Following a minor cabinet reshuffle this week after last week’s general election, the Department of Health and Social Care (DHSC) confirmed Mr Hancock will continue in his role yesterday (17 December).

In a speech at the Policy Exchange today (18 December), Mr Hancock said: ‘We will “unleash the potential” of our pharmacies because there really is so much more that they are capable of doing.

‘Over the next five years, they will become the first port of call for patients with minor illnesses.

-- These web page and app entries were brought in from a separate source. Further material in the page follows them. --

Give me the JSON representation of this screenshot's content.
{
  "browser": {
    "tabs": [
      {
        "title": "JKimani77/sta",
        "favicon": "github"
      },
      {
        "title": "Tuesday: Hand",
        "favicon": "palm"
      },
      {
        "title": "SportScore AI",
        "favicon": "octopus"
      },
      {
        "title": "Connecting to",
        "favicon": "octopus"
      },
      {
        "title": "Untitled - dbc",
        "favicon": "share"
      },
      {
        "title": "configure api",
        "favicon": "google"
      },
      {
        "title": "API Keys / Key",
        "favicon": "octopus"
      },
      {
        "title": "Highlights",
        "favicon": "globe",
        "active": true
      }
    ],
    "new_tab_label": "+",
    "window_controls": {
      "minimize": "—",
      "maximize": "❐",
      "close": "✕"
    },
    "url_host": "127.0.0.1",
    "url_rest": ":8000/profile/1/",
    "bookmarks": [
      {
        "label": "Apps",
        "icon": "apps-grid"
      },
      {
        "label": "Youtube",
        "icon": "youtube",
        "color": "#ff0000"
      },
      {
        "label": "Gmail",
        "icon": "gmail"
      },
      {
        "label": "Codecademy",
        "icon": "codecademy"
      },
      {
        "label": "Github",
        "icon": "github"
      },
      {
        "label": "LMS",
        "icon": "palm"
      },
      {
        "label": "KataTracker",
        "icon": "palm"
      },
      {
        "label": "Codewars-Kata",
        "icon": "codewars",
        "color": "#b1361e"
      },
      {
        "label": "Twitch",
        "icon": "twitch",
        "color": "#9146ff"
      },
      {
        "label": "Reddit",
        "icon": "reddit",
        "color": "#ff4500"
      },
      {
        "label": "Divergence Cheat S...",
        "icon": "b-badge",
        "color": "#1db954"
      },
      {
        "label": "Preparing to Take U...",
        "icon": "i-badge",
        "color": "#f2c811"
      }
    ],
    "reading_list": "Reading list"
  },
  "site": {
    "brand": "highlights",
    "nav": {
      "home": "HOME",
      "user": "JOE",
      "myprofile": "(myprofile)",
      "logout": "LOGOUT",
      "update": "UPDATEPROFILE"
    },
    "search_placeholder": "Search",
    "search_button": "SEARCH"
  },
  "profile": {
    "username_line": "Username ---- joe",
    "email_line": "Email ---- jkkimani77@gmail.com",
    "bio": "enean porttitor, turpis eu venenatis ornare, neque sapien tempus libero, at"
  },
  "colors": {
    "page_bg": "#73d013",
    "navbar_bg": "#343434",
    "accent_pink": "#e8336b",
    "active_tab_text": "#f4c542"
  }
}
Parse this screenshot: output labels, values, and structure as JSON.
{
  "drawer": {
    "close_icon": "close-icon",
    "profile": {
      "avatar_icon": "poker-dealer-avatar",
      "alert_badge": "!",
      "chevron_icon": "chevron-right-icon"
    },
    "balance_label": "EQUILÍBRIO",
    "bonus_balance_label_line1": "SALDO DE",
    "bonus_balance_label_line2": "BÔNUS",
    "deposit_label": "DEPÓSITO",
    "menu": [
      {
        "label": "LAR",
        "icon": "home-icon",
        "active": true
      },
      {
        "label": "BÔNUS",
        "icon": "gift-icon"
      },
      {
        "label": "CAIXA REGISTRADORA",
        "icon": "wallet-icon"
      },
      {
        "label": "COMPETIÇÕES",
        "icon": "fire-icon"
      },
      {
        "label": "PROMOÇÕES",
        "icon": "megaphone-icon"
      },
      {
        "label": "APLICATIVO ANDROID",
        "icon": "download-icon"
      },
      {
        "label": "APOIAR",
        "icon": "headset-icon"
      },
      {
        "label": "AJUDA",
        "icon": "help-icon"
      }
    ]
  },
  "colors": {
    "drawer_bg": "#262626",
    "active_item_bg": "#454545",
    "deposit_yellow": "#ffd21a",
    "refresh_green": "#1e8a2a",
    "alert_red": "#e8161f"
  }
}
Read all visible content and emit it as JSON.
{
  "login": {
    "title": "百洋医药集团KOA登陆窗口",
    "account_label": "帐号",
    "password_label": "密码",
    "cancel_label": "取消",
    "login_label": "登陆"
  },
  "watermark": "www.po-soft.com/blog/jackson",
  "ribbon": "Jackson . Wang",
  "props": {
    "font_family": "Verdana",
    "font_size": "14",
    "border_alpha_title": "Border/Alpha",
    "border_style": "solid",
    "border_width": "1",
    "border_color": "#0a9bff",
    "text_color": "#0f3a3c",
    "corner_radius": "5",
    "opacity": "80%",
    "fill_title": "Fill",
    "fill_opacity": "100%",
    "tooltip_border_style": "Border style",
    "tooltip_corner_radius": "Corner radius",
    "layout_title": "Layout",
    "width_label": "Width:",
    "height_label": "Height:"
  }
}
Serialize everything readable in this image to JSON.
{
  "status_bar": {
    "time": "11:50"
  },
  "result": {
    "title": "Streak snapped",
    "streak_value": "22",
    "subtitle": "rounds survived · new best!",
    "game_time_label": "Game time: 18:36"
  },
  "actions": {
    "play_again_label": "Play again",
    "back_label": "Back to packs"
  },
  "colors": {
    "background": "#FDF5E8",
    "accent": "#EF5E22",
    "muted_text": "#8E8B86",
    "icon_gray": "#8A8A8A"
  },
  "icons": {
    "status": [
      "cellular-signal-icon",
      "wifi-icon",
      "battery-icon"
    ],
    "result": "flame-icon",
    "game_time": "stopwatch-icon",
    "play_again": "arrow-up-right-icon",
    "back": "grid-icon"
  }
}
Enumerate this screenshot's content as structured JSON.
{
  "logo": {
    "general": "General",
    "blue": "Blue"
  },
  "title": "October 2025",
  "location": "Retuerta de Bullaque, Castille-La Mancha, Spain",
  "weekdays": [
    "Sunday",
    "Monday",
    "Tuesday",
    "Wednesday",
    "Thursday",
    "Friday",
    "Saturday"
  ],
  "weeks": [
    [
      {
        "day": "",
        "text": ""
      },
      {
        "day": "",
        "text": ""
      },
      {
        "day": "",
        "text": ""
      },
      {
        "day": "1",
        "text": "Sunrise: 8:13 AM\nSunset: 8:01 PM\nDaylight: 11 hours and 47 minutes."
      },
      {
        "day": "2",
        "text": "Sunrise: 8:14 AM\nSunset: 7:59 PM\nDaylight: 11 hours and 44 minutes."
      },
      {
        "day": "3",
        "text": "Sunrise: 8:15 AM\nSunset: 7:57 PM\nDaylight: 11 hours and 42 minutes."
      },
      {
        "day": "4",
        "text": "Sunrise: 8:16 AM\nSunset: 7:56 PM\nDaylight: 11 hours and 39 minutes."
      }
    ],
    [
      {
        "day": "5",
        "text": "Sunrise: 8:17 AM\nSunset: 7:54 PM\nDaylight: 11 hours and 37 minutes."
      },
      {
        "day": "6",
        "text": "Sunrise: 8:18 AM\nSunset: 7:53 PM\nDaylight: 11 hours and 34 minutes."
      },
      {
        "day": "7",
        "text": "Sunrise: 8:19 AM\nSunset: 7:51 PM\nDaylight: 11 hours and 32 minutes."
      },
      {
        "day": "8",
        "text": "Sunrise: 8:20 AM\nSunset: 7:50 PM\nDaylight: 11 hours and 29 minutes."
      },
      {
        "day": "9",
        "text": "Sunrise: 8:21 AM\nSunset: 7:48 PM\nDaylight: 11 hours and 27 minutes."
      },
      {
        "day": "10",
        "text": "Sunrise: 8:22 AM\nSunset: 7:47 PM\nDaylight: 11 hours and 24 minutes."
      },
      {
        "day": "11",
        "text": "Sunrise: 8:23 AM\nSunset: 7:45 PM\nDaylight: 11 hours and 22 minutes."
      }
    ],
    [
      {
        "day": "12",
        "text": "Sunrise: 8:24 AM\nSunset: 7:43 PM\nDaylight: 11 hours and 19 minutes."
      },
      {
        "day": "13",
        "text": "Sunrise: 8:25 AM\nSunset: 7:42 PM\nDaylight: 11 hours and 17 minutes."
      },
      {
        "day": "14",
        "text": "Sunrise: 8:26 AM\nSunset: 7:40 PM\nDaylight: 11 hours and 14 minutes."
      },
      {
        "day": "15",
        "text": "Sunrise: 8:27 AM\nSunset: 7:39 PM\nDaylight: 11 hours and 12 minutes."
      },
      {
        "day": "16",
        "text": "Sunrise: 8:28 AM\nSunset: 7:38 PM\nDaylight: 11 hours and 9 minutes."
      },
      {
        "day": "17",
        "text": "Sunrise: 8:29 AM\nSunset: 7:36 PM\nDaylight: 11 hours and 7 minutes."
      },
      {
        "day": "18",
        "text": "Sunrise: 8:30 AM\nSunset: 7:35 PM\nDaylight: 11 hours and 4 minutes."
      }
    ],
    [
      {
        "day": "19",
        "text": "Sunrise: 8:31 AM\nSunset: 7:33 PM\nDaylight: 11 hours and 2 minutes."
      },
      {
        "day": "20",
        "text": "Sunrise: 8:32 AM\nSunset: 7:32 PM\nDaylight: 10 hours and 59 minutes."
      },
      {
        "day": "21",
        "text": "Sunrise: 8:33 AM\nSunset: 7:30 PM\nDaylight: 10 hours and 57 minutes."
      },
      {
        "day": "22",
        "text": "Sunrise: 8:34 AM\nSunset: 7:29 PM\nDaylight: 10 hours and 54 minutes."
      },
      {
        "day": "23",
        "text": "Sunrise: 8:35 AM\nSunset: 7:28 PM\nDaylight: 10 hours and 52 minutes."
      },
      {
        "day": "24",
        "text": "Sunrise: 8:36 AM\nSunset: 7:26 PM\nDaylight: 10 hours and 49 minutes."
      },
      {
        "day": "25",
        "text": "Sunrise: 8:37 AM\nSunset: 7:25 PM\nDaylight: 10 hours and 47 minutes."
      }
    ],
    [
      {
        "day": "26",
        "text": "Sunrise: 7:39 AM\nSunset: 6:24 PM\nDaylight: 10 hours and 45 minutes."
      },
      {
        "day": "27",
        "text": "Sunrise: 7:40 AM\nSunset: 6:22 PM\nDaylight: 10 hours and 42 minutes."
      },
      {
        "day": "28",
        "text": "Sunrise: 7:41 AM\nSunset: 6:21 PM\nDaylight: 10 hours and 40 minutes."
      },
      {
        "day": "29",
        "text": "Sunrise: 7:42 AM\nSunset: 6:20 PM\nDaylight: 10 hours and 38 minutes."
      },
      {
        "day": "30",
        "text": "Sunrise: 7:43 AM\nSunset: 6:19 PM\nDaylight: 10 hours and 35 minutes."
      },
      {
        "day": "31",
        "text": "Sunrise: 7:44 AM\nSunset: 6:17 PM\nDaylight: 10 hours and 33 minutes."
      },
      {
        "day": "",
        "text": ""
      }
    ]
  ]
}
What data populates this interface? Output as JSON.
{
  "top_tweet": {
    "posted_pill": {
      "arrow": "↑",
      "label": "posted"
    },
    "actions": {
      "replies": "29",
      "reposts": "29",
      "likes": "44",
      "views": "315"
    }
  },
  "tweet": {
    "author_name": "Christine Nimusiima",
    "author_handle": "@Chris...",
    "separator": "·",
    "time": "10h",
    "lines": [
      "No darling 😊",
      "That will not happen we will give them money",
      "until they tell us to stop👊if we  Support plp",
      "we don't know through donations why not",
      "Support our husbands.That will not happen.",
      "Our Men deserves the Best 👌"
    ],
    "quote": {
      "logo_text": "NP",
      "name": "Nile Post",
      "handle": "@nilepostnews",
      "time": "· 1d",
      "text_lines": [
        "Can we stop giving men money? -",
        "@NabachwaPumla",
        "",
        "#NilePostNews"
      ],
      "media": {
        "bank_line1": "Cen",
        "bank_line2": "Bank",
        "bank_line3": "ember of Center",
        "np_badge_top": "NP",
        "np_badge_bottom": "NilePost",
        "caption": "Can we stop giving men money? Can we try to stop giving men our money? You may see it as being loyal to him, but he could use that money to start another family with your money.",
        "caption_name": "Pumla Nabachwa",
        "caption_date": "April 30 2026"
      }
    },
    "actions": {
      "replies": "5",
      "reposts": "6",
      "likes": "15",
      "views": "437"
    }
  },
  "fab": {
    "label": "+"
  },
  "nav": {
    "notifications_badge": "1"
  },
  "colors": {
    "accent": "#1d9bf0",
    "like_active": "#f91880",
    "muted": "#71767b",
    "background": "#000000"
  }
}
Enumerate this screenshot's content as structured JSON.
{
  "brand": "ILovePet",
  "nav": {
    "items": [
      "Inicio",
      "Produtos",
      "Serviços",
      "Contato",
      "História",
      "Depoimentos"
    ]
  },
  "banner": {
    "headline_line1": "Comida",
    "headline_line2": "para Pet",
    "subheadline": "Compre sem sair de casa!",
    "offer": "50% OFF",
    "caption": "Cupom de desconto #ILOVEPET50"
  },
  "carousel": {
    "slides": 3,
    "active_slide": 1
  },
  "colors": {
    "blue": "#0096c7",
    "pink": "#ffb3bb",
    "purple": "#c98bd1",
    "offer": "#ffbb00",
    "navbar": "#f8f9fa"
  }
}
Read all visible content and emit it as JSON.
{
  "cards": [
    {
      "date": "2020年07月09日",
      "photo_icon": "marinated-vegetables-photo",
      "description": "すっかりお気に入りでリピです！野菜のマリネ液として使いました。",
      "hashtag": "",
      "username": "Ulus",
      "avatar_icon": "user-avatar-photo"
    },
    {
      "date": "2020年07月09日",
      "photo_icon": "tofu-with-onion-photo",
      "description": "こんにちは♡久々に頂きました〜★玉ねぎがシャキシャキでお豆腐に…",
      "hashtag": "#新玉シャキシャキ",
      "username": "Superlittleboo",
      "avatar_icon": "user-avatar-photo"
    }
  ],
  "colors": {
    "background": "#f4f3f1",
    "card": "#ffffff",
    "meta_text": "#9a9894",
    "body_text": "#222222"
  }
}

More than 10,000 pharmacies are ready to receive referrals from other parts of the health service – and that number will grow.’

As part of the five-year contract agreed in July, patients phoning NHS 111 for minor ailments or requiring urgent prescriptions can now be referred to their local community pharmacy for a same-day consultation, for which the pharmacist will receive a £14 fee.


‘A decade of prevention’


Prevention is one of four priorities for Mr Hancock, alongside supporting NHS staff and technology and infrastructure within the NHS.

The 2020s must be ‘a decade of prevention of ill health’ that will include vaccinating against preventable diseases and ‘redoubling’ on efforts to tackle smoking and obesity, he said.

He added: ‘Each of my four priorities apply across every part of the system: pharmacies, primary care, community care, mental health, hospitals and social care, too.’


Staff wellbeing


Mr Hancock added that working culture must be changed ‘in large parts of the NHS’, as part of the Government’s priority of supporting NHS staff.

He said: ‘It’s essential that we cut the number of staff leaving the NHS each year because they feel burnt out or under-valued.

‘We do that by… placing as much importance on the physical and mental health and wellbeing of our staff as our patients.’

Last week, joint research by the Royal Pharmaceutical Society (RPS) and the charity Pharmacist Support revealed that more than half of pharmacists have had to ‘reconsider their career’ as a result of burnout.

Responding to the findings, the Pharmaceutical Services Negotiating Committee (PSNC) said it backs calls for community pharmacists to have access to ‘more’ wellbeing support funded by the NHS.

In October, the RPS launched a campaign for NHS-funded mental health support services – which are now available to all doctors and dentists – to be extended to pharmacists not directly employed by the NHS.